What daily practice may help American Christians become more concerned about issues of poverty, conservation and civil liberties?
Reading the Bible.
The answer may come as a surprise to those locked into viewing religious practices in ideological boxes. However, a new study by Baylor University researcher Aaron Franzen found frequent Bible reading predicted greater support for issues ranging from the compatibility of science and religion to more humane treatment of criminals.
The study, one of the first to examine the social consequences of reading Scripture, reveals the effects of Bible reading appear to transcend conservative-liberal boundaries.
Thus, even as opposition to same-sex marriage and legalized abortion tends to increase with more time spent with the Bible, so does the number of people who say it is important to actively seek social and economic justice, Franzen found...
...Consider some of the findings:

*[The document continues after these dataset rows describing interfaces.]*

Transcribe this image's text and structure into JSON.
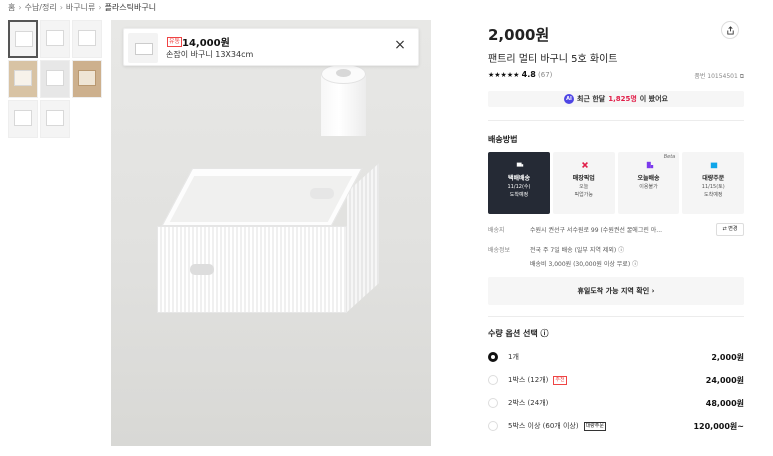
{
  "breadcrumb": [
    "홈",
    "수납/정리",
    "바구니류",
    "플라스틱바구니"
  ],
  "thumbnails": [
    {
      "kind": "main",
      "active": true
    },
    {
      "kind": "box",
      "active": false
    },
    {
      "kind": "box",
      "active": false
    },
    {
      "kind": "wood",
      "active": false
    },
    {
      "kind": "gray",
      "active": false
    },
    {
      "kind": "shelf",
      "active": false
    },
    {
      "kind": "box",
      "active": false
    },
    {
      "kind": "box",
      "active": false
    }
  ],
  "carousel": {
    "count": 8,
    "active_index": 0
  },
  "ad_card": {
    "badge": "유통",
    "price": "14,000원",
    "title": "손잡이 바구니 13X34cm"
  },
  "product": {
    "price": "2,000원",
    "name": "팬트리 멀티 바구니 5호 화이트",
    "stars": "★★★★★",
    "rating": "4.8",
    "review_count": "(67)",
    "code": "품번 10154501 ⧉"
  },
  "viewed": {
    "ai_label": "AI",
    "prefix": "최근 한달",
    "count": "1,825명",
    "suffix": "이 봤어요"
  },
  "shipping": {
    "title": "배송방법",
    "tabs": [
      {
        "label": "택배배송",
        "sub1": "11/12(수)",
        "sub2": "도착예정",
        "icon_color": "#ffffff",
        "active": true
      },
      {
        "label": "매장픽업",
        "sub1": "오늘",
        "sub2": "픽업가능",
        "icon_color": "#e11d48",
        "active": false
      },
      {
        "label": "오늘배송",
        "sub1": "이용불가",
        "sub2": "",
        "icon_color": "#7c3aed",
        "active": false,
        "beta": "Beta"
      },
      {
        "label": "대량주문",
        "sub1": "11/15(토)",
        "sub2": "도착예정",
        "icon_color": "#0ea5e9",
        "active": false
      }
    ],
    "dest_label": "배송지",
    "dest_value": "수원시 권선구 서수원로 99 (수원권선 꿀에그린 아...",
    "change_label": "⇄ 변경",
    "info_label": "배송정보",
    "info_line1": "전국 주 7일 배송 (일부 지역 제외) ⓘ",
    "info_line2": "배송비 3,000원 (30,000원 이상 무료) ⓘ",
    "holiday_label": "휴일도착 가능 지역 확인 ›"
  },
  "options": {
    "title": "수량 옵션 선택 ⓘ",
    "items": [
      {
        "label": "1개",
        "tag": "",
        "tag_type": "",
        "price": "2,000원",
        "selected": true
      },
      {
        "label": "1박스 (12개)",
        "tag": "추천",
        "tag_type": "red",
        "price": "24,000원",
        "selected": false
      },
      {
        "label": "2박스 (24개)",
        "tag": "",
        "tag_type": "",
        "price": "48,000원",
        "selected": false
      },
      {
        "label": "5박스 이상 (60개 이상)",
        "tag": "대량주문",
        "tag_type": "dark",
        "price": "120,000원~",
        "selected": false
      }
    ]
  }
}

- The likelihood of Christians saying it is important to actively seek social and economic justice to be a good person increased 39 percent with each jump up the ladder of the frequency of reading Scripture, from reading the Bible less than once a year to no more than once a month to about weekly to several times a week or more.

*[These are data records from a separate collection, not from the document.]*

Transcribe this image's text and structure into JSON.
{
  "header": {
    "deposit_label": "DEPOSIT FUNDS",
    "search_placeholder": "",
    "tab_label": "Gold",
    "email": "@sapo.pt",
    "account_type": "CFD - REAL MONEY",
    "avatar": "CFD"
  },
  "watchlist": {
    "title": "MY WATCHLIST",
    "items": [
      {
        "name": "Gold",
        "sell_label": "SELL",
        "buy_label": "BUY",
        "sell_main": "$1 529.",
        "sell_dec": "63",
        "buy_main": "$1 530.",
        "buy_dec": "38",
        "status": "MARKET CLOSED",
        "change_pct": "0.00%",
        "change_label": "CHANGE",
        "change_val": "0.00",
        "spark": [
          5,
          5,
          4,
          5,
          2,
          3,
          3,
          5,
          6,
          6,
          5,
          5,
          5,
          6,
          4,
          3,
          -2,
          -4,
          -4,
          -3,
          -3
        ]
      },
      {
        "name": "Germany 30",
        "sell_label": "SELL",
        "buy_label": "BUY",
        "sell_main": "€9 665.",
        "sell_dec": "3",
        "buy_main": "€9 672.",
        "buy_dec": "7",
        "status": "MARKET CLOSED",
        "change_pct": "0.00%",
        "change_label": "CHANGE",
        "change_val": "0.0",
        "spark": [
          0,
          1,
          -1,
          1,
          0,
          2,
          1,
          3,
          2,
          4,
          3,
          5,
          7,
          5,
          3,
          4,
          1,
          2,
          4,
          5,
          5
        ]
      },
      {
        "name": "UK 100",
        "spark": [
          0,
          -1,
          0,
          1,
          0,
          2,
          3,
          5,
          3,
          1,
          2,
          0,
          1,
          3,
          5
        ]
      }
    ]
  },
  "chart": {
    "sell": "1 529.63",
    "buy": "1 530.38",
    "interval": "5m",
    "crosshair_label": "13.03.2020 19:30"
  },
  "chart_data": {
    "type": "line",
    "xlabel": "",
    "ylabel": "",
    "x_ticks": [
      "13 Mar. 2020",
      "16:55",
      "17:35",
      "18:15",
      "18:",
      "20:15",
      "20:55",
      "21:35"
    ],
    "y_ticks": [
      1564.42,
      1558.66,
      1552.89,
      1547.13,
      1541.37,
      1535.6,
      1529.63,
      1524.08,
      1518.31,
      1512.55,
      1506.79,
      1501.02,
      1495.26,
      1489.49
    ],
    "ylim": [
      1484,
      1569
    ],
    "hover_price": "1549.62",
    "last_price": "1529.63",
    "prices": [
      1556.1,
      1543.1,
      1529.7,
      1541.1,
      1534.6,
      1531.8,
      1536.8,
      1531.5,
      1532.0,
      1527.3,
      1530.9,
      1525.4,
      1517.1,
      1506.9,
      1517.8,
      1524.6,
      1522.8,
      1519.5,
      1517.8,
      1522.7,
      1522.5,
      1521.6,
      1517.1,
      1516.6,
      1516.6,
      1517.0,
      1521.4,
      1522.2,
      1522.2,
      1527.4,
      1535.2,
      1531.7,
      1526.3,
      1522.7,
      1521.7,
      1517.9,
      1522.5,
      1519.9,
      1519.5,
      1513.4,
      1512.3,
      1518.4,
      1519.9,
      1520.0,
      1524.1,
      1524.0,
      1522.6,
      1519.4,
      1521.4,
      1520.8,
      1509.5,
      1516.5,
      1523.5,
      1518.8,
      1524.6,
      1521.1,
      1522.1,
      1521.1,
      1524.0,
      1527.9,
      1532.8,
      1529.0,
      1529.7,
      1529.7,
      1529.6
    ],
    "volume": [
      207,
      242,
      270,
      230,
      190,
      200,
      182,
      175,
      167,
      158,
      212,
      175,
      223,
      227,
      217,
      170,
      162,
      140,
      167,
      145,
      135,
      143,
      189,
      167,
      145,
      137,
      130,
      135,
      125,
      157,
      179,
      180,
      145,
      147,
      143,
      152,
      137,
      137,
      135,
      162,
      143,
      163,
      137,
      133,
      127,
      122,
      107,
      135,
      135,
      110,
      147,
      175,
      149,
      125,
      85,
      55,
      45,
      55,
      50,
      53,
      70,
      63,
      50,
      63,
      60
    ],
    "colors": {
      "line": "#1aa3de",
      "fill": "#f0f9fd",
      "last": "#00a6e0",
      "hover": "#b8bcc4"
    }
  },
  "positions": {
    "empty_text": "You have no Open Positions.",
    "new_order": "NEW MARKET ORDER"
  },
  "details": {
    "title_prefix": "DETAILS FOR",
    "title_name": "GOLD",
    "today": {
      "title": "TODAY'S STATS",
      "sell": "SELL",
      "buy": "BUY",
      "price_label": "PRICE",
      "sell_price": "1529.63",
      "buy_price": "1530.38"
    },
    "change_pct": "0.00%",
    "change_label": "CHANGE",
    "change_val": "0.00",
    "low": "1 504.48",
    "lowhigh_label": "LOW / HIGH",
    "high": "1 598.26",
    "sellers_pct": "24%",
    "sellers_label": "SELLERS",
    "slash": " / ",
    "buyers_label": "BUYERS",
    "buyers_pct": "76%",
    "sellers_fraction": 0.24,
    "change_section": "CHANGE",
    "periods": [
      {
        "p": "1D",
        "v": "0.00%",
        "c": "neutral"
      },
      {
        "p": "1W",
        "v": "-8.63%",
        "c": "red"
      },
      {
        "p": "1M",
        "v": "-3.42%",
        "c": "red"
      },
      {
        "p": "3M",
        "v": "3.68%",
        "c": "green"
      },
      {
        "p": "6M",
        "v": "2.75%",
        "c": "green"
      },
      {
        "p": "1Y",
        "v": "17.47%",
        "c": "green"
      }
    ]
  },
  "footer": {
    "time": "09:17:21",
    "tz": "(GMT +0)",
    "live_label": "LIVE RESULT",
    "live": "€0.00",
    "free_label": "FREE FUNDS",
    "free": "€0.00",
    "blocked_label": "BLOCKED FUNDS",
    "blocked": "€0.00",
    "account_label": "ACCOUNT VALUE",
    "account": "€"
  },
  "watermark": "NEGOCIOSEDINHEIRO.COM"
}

- Christian respondents overall were 27 percent more likely to say it is important to consume or use fewer goods to be a good person as they became more frequent Bible readers.
- Reading the Bible more often also was linked to improved attitudes toward science. Respondents were 22 percent less likely to view religion and science as incompatible at each step toward more frequent Bible reading.

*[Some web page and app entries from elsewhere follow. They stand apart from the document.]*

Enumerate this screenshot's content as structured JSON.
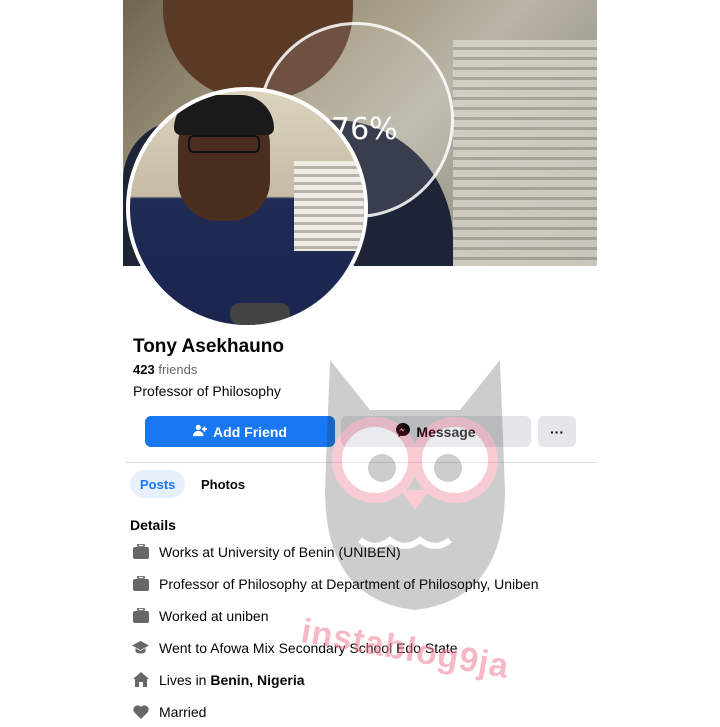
{
  "cover": {
    "progress_text": "76%"
  },
  "profile": {
    "name": "Tony Asekhauno",
    "friends_count": "423",
    "friends_label": "friends",
    "bio": "Professor of Philosophy"
  },
  "actions": {
    "add_friend": "Add Friend",
    "message": "Message",
    "more": "···"
  },
  "tabs": [
    {
      "label": "Posts",
      "active": true
    },
    {
      "label": "Photos",
      "active": false
    }
  ],
  "details": {
    "title": "Details",
    "items": [
      {
        "icon": "briefcase-icon",
        "text": "Works at University of Benin (UNIBEN)"
      },
      {
        "icon": "briefcase-icon",
        "text": "Professor of Philosophy at Department of Philosophy, Uniben"
      },
      {
        "icon": "briefcase-icon",
        "text": "Worked at uniben"
      },
      {
        "icon": "graduation-cap-icon",
        "text": "Went to Afowa Mix Secondary School Edo State"
      },
      {
        "icon": "home-icon",
        "prefix": "Lives in ",
        "bold": "Benin, Nigeria"
      },
      {
        "icon": "heart-icon",
        "text": "Married"
      }
    ]
  },
  "watermark": {
    "text": "instablog9ja"
  },
  "colors": {
    "primary": "#1877f2",
    "secondary_button": "#e4e6eb",
    "tab_active_bg": "#e7f0fc"
  }
}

- The issues seemed to matter more than conservative-liberal tags. In the case of another major public policy debate, same-sex unions, nearly half of respondents who read the Bible less than once a year said homosexuals should be allowed to marry, while only 6 percent of people who read the Bible several times a week or more approved of such marriages.
Of course, I've been saying here for a long time that many self-described Christians seem to be clueless about the liberal policies that Jesus espoused. Nothing wrong with finding out, eh? Maybe it's just that reading the Bible is a marker for being willing and able to read at all. Or maybe reading the Bible actually opens their eyes. To some things. Doesn't seem to help when it comes to gay rights. But I suppose we should take what we can get.